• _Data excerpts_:
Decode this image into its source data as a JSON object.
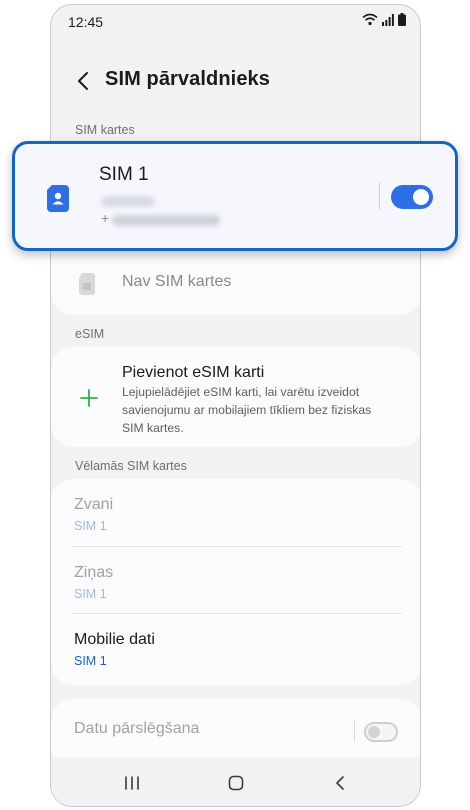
{
  "status_bar": {
    "time": "12:45"
  },
  "header": {
    "title": "SIM pārvaldnieks"
  },
  "sim_cards": {
    "section_label": "SIM kartes",
    "sim1": {
      "title": "SIM 1",
      "number_prefix": "+",
      "enabled": true
    },
    "no_sim": {
      "label": "Nav SIM kartes"
    }
  },
  "esim": {
    "section_label": "eSIM",
    "add_title": "Pievienot eSIM karti",
    "add_desc_line1": "Lejupielādējiet eSIM karti, lai varētu izveidot",
    "add_desc_line2": "savienojumu ar mobilajiem tīkliem bez fiziskas",
    "add_desc_line3": "SIM kartes."
  },
  "preferred": {
    "section_label": "Vēlamās SIM kartes",
    "items": [
      {
        "title": "Zvani",
        "value": "SIM 1"
      },
      {
        "title": "Ziņas",
        "value": "SIM 1"
      },
      {
        "title": "Mobilie dati",
        "value": "SIM 1"
      }
    ]
  },
  "data_switching": {
    "label": "Datu pārslēgšana",
    "enabled": false
  },
  "colors": {
    "accent": "#1565c8",
    "toggle_on": "#2e6fe6",
    "add_green": "#2bb24c",
    "value_blue": "#1a63c4"
  }
}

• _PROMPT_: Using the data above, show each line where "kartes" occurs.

• _WRITTEN SOLUTION_:
    "section_label": "SIM kartes",
      "label": "Nav SIM kartes"
    "add_desc_line3": "SIM kartes."
    "section_label": "Vēlamās SIM kartes",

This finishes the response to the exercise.